Data >>
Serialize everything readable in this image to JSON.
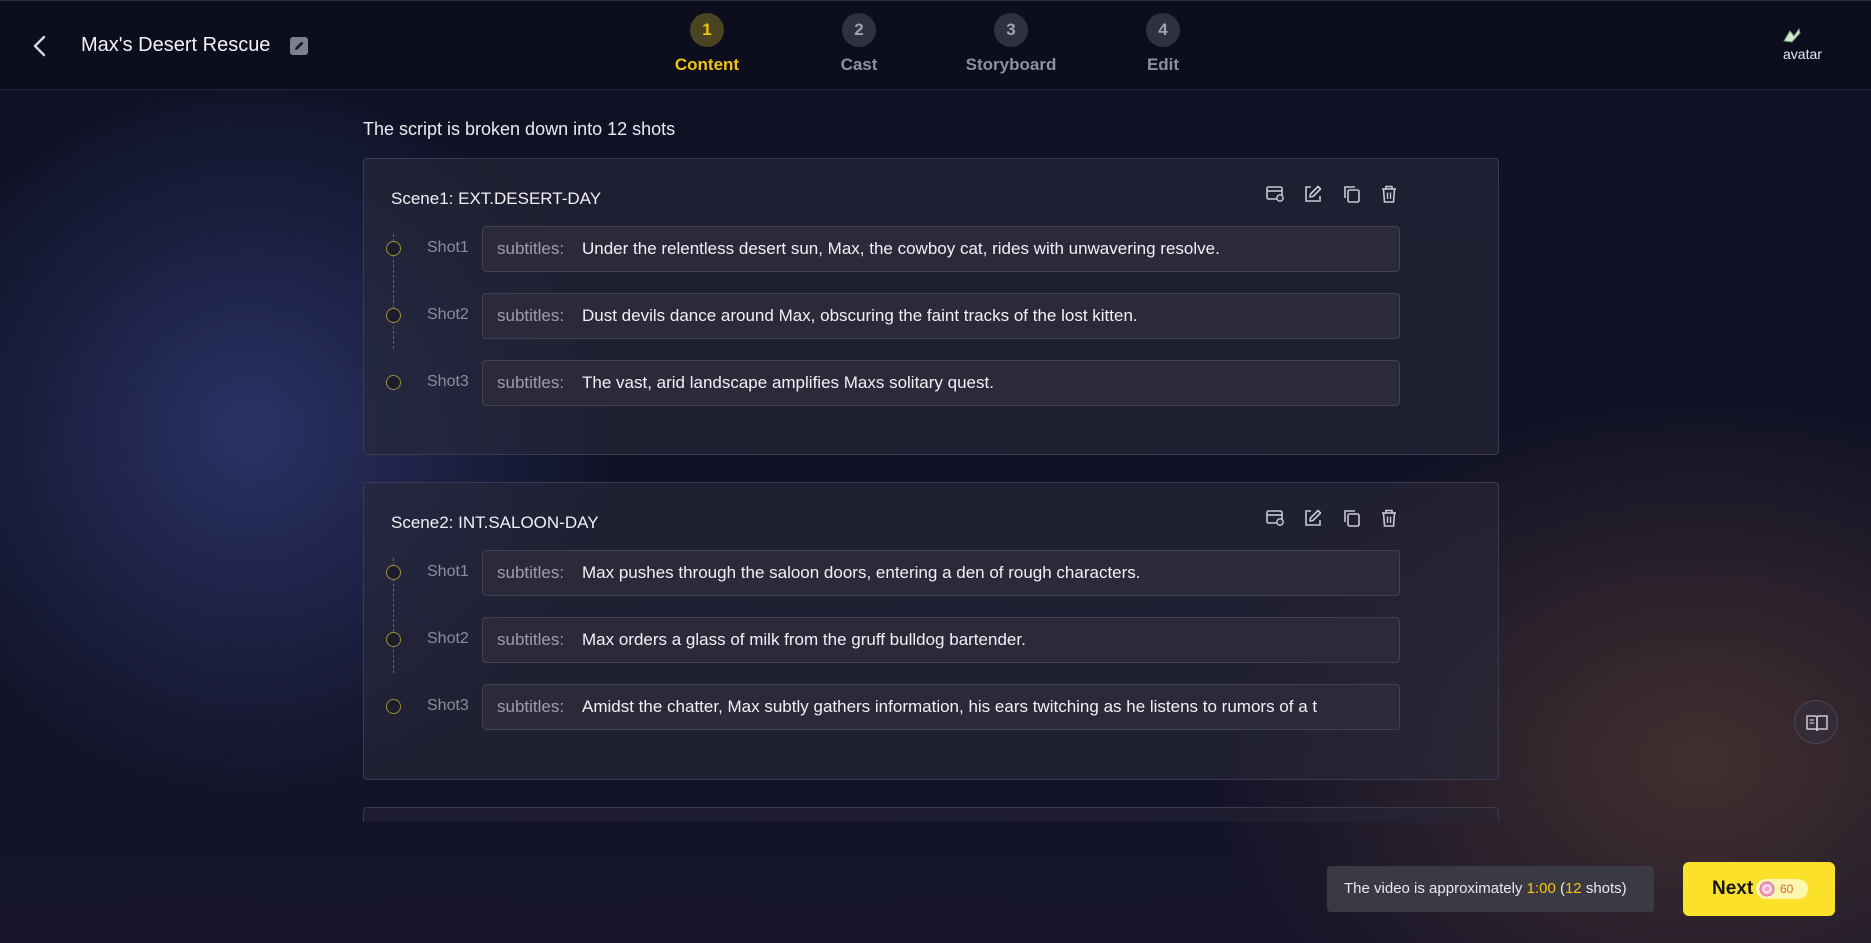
{
  "header": {
    "project_title": "Max's Desert Rescue",
    "steps": [
      {
        "num": "1",
        "label": "Content",
        "active": true
      },
      {
        "num": "2",
        "label": "Cast",
        "active": false
      },
      {
        "num": "3",
        "label": "Storyboard",
        "active": false
      },
      {
        "num": "4",
        "label": "Edit",
        "active": false
      }
    ],
    "avatar_alt": "avatar"
  },
  "summary": "The script is broken down into 12 shots",
  "subtitle_key": "subtitles:",
  "scenes": [
    {
      "title": "Scene1: EXT.DESERT-DAY",
      "shots": [
        {
          "label": "Shot1",
          "subtitle": "Under the relentless desert sun, Max, the cowboy cat, rides with unwavering resolve."
        },
        {
          "label": "Shot2",
          "subtitle": "Dust devils dance around Max, obscuring the faint tracks of the lost kitten."
        },
        {
          "label": "Shot3",
          "subtitle": "The vast, arid landscape amplifies Maxs solitary quest."
        }
      ]
    },
    {
      "title": "Scene2: INT.SALOON-DAY",
      "shots": [
        {
          "label": "Shot1",
          "subtitle": "Max pushes through the saloon doors, entering a den of rough characters."
        },
        {
          "label": "Shot2",
          "subtitle": "Max orders a glass of milk from the gruff bulldog bartender."
        },
        {
          "label": "Shot3",
          "subtitle": "Amidst the chatter, Max subtly gathers information, his ears twitching as he listens to rumors of a t"
        }
      ]
    }
  ],
  "footer": {
    "duration_prefix": "The video is approximately ",
    "duration_value": "1:00",
    "duration_open": " (",
    "shot_count": "12",
    "duration_suffix": " shots)",
    "next_label": "Next",
    "credits": "60"
  },
  "colors": {
    "accent": "#f1c40f",
    "next_button": "#fbe12a"
  },
  "icons": [
    "back-arrow-icon",
    "edit-title-icon",
    "storyboard-icon",
    "edit-icon",
    "copy-icon",
    "delete-icon",
    "book-icon",
    "coin-icon"
  ]
}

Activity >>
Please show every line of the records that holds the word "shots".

Exercise response >>
  "summary": "The script is broken down into 12 shots",
      "shots": [
      "shots": [
    "duration_suffix": " shots)",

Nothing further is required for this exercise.